[Data records]
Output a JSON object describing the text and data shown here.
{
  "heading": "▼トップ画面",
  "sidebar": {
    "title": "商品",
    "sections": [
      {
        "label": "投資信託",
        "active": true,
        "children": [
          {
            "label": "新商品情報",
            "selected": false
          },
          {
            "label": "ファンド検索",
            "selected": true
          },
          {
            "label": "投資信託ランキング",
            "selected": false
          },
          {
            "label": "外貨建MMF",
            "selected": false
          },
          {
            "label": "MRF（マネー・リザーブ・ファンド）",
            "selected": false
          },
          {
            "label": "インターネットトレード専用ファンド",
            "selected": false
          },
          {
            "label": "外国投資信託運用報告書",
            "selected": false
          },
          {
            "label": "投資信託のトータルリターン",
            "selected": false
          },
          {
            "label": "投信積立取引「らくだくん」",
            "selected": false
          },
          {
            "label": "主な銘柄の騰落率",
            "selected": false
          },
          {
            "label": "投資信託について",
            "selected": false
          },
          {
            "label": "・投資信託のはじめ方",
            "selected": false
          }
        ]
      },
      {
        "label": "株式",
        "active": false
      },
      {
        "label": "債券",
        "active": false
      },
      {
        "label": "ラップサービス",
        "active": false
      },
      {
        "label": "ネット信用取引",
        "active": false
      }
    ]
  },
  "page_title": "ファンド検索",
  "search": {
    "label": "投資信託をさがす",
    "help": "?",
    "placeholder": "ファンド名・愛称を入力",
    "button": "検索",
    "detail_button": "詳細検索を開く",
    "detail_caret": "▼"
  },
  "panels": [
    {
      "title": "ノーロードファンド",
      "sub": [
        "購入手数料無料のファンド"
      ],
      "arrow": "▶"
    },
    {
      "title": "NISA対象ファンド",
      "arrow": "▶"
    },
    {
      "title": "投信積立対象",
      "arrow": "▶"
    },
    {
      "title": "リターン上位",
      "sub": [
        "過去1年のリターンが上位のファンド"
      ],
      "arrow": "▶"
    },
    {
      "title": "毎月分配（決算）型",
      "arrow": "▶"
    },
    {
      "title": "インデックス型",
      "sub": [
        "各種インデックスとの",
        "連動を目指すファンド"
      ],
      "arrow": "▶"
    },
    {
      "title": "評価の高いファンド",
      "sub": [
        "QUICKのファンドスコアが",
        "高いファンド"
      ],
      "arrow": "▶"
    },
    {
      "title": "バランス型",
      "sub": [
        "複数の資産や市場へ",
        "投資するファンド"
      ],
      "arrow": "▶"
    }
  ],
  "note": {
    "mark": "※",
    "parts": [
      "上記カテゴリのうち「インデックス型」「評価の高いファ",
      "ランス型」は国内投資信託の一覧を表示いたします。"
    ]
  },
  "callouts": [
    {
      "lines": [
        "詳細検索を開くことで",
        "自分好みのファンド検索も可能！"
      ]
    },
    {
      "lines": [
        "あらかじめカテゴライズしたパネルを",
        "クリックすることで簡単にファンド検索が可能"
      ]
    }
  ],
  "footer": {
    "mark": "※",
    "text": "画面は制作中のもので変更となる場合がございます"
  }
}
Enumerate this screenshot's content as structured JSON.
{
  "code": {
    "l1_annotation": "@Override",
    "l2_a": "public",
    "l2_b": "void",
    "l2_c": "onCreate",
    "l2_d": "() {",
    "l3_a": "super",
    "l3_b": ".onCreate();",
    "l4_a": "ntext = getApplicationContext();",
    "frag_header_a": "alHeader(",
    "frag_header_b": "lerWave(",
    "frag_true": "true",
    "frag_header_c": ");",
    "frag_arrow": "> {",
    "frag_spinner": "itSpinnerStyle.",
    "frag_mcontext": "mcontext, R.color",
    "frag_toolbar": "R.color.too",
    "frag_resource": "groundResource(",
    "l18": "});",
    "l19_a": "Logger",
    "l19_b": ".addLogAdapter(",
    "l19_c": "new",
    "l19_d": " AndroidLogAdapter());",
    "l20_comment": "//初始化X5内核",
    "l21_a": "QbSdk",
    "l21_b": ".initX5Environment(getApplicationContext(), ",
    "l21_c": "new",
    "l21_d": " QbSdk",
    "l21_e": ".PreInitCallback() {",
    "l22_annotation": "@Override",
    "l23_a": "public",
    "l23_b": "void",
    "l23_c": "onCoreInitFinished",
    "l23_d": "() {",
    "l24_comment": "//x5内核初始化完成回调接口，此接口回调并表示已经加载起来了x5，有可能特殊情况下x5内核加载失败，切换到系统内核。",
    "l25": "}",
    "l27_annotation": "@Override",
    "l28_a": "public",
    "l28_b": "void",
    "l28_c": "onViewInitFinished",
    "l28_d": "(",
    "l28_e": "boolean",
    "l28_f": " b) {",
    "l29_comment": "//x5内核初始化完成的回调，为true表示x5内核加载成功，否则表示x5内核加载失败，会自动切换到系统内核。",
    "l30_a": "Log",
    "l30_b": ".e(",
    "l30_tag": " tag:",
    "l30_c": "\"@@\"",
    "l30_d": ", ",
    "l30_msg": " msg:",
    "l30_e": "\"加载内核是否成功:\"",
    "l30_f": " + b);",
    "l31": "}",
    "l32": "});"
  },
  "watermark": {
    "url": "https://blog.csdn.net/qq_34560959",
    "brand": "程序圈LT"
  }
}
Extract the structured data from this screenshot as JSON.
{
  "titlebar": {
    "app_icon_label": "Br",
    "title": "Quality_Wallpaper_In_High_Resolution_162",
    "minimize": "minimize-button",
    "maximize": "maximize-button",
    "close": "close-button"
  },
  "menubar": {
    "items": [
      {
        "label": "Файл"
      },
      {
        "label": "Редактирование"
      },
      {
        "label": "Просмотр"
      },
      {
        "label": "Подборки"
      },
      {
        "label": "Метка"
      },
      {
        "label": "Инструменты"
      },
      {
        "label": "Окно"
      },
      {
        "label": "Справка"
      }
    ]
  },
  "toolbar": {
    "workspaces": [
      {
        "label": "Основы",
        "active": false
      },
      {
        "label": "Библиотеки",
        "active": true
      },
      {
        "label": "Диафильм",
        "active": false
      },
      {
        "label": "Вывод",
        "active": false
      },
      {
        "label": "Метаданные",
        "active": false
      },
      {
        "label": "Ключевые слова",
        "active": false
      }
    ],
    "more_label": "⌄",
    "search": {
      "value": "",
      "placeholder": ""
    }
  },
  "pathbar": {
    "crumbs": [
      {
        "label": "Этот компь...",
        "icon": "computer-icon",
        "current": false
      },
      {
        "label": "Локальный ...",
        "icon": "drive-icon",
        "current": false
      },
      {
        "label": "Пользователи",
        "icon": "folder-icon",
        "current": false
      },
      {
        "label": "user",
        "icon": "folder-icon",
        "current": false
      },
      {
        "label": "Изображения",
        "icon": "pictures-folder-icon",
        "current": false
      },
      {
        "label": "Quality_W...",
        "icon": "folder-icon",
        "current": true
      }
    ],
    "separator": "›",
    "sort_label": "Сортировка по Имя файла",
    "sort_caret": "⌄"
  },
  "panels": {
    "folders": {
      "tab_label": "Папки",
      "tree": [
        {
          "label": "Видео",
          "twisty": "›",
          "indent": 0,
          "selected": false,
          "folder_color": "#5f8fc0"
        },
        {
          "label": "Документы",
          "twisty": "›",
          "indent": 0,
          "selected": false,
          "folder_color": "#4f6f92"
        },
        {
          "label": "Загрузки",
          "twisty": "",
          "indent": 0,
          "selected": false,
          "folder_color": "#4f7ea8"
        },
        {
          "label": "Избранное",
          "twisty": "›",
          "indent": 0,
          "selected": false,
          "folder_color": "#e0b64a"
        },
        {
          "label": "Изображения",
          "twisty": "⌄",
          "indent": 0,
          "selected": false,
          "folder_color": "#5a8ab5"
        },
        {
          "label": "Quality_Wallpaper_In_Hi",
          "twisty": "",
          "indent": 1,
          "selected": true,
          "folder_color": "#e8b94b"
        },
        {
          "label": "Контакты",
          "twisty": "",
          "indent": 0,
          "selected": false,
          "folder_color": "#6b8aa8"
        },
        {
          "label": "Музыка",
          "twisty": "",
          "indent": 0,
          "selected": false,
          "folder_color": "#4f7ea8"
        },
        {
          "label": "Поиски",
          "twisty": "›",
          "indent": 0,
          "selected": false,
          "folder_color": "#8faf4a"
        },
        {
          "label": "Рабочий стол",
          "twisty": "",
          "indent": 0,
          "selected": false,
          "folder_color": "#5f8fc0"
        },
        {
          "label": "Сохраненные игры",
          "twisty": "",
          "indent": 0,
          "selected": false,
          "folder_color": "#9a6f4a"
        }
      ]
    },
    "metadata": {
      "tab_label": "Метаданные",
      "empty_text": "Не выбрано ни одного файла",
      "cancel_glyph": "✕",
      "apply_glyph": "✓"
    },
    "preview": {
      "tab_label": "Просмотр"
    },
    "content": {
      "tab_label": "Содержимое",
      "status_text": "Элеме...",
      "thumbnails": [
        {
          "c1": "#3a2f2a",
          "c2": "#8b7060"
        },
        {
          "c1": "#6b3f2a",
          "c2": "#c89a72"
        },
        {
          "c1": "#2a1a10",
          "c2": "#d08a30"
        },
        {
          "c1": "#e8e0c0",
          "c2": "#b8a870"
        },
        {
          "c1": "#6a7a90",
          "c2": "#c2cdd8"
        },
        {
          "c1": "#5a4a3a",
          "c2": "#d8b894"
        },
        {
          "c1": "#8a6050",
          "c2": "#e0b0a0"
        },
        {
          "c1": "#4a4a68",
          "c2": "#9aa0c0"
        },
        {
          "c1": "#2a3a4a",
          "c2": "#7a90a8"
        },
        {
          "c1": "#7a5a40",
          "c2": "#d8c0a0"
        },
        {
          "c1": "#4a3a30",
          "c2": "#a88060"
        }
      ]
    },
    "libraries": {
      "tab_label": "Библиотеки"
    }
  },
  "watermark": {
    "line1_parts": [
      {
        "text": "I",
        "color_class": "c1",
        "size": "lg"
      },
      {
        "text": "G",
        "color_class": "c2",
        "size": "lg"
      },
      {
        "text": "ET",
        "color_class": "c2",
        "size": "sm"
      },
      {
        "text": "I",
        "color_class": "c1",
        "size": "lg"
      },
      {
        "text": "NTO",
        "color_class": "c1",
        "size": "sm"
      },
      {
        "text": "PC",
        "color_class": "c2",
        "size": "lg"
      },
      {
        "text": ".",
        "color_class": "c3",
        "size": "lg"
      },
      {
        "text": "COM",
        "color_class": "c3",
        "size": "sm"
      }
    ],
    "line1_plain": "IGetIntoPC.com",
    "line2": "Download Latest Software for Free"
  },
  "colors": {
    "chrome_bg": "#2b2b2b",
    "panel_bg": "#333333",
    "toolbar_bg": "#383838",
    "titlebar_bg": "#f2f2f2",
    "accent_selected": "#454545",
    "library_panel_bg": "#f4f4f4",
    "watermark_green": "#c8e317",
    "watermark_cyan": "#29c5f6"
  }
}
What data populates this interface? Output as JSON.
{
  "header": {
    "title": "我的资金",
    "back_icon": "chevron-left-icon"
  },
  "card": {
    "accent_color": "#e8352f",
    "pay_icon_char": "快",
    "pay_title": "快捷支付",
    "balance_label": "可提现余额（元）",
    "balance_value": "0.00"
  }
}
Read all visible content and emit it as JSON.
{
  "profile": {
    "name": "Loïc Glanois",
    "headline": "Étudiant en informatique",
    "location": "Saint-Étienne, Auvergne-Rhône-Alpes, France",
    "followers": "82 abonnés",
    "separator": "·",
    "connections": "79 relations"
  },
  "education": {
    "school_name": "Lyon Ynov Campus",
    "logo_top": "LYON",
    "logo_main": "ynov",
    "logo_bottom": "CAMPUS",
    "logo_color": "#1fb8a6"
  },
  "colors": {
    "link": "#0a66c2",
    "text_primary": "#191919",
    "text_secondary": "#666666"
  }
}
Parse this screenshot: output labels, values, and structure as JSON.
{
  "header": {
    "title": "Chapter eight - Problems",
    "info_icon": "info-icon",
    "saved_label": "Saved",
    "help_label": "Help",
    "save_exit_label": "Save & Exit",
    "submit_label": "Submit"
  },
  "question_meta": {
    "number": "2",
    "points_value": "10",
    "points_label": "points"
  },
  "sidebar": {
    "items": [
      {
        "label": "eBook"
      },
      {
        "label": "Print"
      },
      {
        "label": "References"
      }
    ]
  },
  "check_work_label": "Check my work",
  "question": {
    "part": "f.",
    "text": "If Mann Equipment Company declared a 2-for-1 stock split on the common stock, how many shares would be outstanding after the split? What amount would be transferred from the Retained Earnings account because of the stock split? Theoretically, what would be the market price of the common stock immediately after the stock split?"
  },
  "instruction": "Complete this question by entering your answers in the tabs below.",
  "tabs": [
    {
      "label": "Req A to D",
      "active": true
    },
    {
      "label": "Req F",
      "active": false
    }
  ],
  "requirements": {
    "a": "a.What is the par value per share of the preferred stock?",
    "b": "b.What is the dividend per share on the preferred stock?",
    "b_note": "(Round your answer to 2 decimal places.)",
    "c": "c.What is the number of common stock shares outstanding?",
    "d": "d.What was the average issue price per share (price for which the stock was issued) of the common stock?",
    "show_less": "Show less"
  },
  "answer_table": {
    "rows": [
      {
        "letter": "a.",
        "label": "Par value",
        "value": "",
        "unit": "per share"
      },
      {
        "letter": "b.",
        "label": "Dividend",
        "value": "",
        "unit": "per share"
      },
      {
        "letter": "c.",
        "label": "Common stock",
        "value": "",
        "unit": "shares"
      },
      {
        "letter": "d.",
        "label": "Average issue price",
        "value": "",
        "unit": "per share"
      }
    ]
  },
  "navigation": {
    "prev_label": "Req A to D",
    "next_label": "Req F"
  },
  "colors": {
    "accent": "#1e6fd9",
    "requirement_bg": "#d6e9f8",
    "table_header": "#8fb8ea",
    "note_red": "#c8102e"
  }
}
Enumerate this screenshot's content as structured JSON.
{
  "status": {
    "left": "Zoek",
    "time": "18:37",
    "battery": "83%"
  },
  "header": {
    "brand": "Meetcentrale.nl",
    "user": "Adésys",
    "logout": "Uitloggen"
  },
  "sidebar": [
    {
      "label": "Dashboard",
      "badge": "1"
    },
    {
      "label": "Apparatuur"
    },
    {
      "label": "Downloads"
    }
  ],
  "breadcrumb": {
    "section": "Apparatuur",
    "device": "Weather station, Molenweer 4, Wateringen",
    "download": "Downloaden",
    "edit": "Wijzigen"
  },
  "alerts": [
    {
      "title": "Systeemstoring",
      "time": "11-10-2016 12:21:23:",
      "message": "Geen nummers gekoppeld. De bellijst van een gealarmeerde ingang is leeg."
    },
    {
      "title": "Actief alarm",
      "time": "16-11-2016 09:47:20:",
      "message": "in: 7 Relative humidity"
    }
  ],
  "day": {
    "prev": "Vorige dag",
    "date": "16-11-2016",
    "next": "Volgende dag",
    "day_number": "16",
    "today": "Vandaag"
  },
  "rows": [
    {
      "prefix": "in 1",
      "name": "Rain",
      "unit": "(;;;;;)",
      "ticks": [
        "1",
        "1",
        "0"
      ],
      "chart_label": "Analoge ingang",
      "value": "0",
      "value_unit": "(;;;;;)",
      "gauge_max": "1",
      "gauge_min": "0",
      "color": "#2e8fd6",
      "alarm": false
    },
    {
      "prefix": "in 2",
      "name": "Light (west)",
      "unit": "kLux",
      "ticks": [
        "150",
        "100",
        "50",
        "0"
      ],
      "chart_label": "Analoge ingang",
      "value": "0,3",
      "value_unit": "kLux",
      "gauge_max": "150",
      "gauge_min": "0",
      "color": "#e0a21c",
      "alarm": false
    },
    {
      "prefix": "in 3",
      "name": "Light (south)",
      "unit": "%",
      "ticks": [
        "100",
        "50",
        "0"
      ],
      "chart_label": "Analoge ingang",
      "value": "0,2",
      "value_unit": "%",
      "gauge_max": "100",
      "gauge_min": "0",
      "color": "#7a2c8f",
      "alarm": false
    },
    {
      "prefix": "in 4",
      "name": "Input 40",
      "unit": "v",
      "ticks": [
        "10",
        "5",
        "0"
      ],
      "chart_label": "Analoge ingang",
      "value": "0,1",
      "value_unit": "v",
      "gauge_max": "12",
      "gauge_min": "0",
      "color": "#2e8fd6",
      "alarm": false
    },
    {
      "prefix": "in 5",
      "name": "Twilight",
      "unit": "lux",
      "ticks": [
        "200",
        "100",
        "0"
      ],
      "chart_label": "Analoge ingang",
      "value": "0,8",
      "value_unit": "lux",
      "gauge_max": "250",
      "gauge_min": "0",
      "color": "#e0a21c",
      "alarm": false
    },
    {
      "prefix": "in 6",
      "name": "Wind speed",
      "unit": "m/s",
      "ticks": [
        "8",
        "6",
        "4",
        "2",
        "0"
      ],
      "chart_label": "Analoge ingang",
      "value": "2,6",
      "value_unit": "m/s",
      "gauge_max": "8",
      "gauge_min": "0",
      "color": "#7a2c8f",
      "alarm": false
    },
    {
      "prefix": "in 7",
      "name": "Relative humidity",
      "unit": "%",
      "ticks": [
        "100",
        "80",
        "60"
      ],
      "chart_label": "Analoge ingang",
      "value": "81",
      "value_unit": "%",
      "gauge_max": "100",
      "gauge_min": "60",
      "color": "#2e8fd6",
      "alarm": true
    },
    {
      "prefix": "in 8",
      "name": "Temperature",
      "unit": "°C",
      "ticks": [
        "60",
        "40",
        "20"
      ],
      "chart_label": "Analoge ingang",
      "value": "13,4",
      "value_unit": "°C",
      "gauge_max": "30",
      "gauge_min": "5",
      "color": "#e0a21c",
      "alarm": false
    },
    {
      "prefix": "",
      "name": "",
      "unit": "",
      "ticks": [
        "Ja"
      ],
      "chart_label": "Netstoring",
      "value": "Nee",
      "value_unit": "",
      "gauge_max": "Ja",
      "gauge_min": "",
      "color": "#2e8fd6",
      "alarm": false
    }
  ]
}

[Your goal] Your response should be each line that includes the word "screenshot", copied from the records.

[Answer to this problem]
Enumerate this screenshot's content as structured JSON.
Extract the structured data from this screenshot as JSON.
Parse this screenshot: output labels, values, and structure as JSON.
Enumerate this screenshot's content as structured JSON.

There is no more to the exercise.